After nearly a year of attacks from President Donald Trump, and months of near-silence as his father fought for the Democratic presidential nomination, Hunter Biden made an appearance in the final minutes of the Democratic National Convention on Thursday night. It was his first on the—albeit digital—campaign trail since his work abroad helped spark an impeachment inquiry into the president.
In a prerecorded video introducing former Vice President Joe Biden, Hunter Biden appeared alongside sister Ashley Biden to describe the Democratic nominee as both a father and a leader.
“He’ll be there when you need him,” Hunter Biden said. “He’ll get up no matter how many times he’s been knocked down.”
The video amounted to the most public appearance by the president’s only living son in months.

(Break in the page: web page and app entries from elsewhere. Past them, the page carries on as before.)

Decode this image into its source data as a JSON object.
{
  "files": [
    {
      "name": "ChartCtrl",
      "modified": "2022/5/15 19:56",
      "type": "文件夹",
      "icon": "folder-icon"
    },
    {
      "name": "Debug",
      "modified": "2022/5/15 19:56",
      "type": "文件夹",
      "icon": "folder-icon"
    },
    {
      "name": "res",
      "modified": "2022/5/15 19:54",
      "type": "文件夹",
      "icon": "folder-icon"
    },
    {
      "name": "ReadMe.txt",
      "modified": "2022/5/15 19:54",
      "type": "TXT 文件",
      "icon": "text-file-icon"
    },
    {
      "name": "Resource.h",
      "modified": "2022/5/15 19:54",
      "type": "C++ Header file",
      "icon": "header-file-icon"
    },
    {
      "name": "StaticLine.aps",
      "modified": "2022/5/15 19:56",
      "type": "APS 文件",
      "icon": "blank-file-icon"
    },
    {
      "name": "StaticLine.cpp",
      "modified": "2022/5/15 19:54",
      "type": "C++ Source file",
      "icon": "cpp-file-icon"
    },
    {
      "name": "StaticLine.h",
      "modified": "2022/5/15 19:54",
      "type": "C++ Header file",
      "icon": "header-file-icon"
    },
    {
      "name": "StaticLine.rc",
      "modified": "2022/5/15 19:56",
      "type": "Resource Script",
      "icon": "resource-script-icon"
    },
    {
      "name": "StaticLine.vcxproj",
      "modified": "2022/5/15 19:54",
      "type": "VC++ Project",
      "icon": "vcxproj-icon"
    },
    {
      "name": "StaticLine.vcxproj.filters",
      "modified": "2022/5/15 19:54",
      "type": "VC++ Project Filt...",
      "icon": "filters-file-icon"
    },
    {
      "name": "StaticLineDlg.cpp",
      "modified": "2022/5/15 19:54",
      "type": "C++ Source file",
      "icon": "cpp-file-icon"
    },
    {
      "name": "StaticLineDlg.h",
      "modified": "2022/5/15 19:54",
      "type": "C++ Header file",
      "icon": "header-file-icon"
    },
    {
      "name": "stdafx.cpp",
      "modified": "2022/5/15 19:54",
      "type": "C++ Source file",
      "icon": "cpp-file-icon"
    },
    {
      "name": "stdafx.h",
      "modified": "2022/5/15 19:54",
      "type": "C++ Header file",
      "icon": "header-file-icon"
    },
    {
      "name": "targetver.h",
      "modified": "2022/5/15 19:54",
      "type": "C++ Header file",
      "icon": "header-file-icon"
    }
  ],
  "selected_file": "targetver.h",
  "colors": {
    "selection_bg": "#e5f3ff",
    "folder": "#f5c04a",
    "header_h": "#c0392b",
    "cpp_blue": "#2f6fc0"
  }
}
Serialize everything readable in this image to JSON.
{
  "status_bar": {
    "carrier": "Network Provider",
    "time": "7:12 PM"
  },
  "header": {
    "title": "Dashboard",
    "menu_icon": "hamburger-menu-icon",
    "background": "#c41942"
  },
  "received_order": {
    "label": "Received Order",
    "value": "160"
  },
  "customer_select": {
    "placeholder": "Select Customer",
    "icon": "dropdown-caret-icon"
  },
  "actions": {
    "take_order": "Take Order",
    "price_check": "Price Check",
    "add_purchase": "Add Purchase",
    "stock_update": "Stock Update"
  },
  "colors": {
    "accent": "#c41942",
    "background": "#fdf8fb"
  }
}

The sole remaining member of the former vice president’s first family, Hunter has been a figure of on-again, off-again fixation in the conservative imagination. Trump was impeached in December 2019 after a House investigation found that he had solicited the Ukrainian government to investigate the younger Biden’s role on the board of a Ukrainian natural gas company, and the president has attacked him for his former role on the board of a Chinese-backed private equity company.
“Where’s Hunter?!” Trump said at a January campaign rally. “Here’s a guy, made no money, got thrown out of the military forces, I think the Navy, got thrown out, had no job, had no nothing.”
“So he went from that to making millions of dollars a year as soon as Sleepy Joe became vice president, right? He made millions of dollars a year,” Trump continued. “Would anybody in this room do that for millions? I would. We all would.”
While most of the president’s accusations against Hunter Biden have been largely discredited—a top Ukrainian prosecutor said last year that “Hunter Biden cannot be responsible for violations of the management of Burisma that took place two years before his arrival”—the Republican Party has demonstrated a renewed willingness to go along with the line of attack, dropping a two-minute digital ad on Thursday morning accusing Biden of being beholden to China. Hunter Biden, who has insisted that he never discussed his role at the Chinese-backed private equity firm with his father, makes repeated appearances in the advertisement.
Other Republicans have targeted the former vice president’s son in more personal terms. Last month, the Republican National Committee’s director of rapid response tweeted a photograph of Hunter Biden as a school-aged boy, calling him Joe Biden’s “crack smoking son who was administratively discharged from the Navy for testing positive for cocaine and who has abused his dad’s elected position to get rich off the Chinese Community Party.”
Hunter Biden has spoken publicly about his struggles with substance abuse, both before and after the death of his older brother, Beau.
“There’s addiction in every family,” the younger Biden told The New Yorker in July 2019. “I was in that darkness. I was in that tunnel—it’s a never-ending tunnel. You don’t get rid of it. You figure out how to deal with it.”
The former vice president has shown a hairpin trigger when it comes to his family, particularly Hunter. In December 2019, Joe Biden lashed out at an Iowa voter who heckled him at an event about his son’s dealings in Ukraine.
“You’re a damn liar, man—that’s not true,” Biden said, before responding to the man’s concerns about his age by challenging him to a push-up contest.